Swimming against the tide
Have you ever thought or tried swimming against the tide? I have heard it is good for the heart.
This enigma of wanting to swim against the tide has been reverberating in my heart for years. But why? What is the drive behind it?
Well, it stemmed from my naïve desire to be identified as an Indigenous woman growing up in a big metropolitan city like Lima – Peru.
Naïve? Yes, because after living in New Zealand for over 15 years and feeling a warm conviviality as an Indigenous woman and scholar in New Zealand then I thought it’d be the same case in Peru. In my experience – it is not.
So some reality check questions started to flow from my heart:
- How does my heart feel being an Indigenous woman in Peru?
My heart feels very vulnerable and without a voice.
- How does my heart feel being an Indigenous woman of Peru living in New Zealand?
My heart rejoices because is alive; it has a voice.

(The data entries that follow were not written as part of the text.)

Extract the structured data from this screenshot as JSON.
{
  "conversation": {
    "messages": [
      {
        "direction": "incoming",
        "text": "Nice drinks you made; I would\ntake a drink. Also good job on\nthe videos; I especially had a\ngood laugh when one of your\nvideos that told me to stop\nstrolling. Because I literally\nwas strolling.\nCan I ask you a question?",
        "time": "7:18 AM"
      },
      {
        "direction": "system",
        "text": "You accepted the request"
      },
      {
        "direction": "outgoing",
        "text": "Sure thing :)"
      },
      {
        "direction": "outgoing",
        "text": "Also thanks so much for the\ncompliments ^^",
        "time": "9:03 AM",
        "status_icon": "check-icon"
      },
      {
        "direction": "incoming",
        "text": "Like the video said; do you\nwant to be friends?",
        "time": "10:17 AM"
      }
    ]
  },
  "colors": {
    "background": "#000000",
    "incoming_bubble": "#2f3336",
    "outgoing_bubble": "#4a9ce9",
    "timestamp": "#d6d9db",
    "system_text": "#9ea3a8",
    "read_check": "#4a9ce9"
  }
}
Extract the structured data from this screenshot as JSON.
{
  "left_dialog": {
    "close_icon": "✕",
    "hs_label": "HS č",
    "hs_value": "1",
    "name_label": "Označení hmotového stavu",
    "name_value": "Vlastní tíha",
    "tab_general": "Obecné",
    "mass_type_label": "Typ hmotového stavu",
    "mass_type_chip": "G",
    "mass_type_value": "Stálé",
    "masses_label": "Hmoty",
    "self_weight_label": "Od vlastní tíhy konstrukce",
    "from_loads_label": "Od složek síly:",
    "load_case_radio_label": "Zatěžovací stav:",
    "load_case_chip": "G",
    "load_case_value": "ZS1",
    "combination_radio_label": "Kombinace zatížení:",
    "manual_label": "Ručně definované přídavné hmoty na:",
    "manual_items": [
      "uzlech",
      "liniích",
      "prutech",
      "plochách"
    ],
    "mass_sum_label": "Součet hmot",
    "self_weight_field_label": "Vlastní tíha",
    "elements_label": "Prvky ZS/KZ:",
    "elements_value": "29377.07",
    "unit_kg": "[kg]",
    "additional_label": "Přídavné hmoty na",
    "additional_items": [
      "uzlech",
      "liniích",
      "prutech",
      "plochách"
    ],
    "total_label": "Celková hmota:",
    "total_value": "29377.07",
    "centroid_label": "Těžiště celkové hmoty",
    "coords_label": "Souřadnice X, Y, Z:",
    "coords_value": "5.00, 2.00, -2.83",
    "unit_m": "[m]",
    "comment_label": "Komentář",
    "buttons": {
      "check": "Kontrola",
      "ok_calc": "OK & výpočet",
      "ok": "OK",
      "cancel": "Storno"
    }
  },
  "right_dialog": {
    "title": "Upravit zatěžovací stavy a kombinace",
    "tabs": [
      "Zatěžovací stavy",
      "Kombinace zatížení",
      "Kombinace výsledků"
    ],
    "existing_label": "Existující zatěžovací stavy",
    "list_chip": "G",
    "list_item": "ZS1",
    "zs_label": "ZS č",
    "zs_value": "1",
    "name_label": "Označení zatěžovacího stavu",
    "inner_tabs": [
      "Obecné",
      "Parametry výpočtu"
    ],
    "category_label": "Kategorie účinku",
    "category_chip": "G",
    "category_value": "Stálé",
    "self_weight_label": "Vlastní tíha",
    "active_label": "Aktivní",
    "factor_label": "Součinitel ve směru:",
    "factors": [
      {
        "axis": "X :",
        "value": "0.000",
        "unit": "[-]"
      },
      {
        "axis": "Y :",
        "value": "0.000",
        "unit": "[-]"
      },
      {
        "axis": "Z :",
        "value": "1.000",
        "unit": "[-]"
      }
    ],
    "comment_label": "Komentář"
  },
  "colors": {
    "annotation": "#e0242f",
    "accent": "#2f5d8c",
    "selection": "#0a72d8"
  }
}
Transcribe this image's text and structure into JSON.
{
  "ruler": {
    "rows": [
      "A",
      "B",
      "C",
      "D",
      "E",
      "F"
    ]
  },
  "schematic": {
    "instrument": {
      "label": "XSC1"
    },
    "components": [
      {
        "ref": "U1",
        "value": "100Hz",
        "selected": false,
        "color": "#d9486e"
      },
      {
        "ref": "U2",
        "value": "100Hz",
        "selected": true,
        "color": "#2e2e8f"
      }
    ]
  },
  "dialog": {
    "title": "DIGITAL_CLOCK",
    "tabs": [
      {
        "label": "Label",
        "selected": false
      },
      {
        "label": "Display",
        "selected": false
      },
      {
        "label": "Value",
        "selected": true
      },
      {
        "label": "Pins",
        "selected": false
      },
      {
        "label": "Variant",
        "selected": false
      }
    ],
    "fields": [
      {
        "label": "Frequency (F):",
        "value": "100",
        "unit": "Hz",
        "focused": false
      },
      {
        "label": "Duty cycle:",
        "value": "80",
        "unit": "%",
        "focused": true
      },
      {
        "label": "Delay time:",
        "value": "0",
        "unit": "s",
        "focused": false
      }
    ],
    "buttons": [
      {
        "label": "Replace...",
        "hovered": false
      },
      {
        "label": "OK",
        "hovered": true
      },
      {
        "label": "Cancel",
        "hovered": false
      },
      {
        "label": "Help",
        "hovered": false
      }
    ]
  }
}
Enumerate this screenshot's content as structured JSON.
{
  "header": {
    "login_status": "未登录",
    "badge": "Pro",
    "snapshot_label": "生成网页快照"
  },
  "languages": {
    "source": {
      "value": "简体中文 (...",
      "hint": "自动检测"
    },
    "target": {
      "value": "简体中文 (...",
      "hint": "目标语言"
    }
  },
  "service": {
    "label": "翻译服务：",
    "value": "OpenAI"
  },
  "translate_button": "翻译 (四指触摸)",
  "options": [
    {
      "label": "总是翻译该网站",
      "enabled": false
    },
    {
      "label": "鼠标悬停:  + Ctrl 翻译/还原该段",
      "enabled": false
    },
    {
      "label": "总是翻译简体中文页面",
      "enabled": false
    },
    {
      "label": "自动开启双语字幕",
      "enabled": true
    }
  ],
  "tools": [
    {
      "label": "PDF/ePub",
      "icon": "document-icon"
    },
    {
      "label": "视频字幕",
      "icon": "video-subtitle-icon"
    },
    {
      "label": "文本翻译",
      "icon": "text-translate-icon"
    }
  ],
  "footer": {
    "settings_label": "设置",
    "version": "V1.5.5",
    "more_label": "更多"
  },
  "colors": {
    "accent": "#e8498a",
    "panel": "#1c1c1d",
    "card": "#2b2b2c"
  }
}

So here – I am. Swimming against the tide to be accepted as an Indigenous woman in my homeland. But why? Because of my cultural identity – I am an Indigenous woman of Peru.
But do not get too excited and think, I want to start an Indigenous revolution in Peru. No, that is not my intention because I believe in the language of the universe – Love.
Also, I am a woman brought up in Western society, and so I have an appreciation and respect for these two worldviews. I would very much like for these two contrasting worldviews to love, understand, and respect one another.
So how did my swimming against the tide go? Oh really good, I think I nailed my swimming strokes!
Because of the beautiful and crystal waters of the Pacific Ocean surrounding Aotearoa – New Zealand. I was able to navigate through a journey towards reconnecting with my cultural identity – my Indigenous roots. There have been a few intrepid trips to the Peruvian Amazon and Andes over the past 15 years. However, it was not until my last trip to the Peruvian Andes in 2014 that I found my treasure. I had the pleasure and honour to live and work with my people in the Altiplano (Andean highlands) for five months. This trip was my doctoral field research trip.
What a fascinating experience! I love the fresh foods, and the fact that almost everything grows there. You can make almost any food that you like, and it tastes so flavourful because of what you started with – the bounty of Mother Earth.
Ah! By the way, I found out that one the main ingredient from the Andean peoples of Peru to improve food security is:
Live a ‘good live’ ‘Allin Kawsay’ every day – A loving and respectful commitment between humans (within themselves) and with Pachamama (Mother Earth). The resourcefulness that I have learnt made me feel so much more able and invigorated to continue with my doctoral research and aspirations in life. I am forever grateful to both Peru and New Zealand – I found my treasure. I no longer feel the need for acceptance in Peru because I treasure the ancient history of my people – my Inca lineage, and that is all that matters to me.
I knew I found my treasure when I experienced ‘Allin Kawsay’ up in the Andes, and this is when I felt that swimming against the tide is ‘good for the heart’.
Now I invite other Indigenous sisters and brothers and everyone who relates to me to also swim against the tide – It is good for the heart!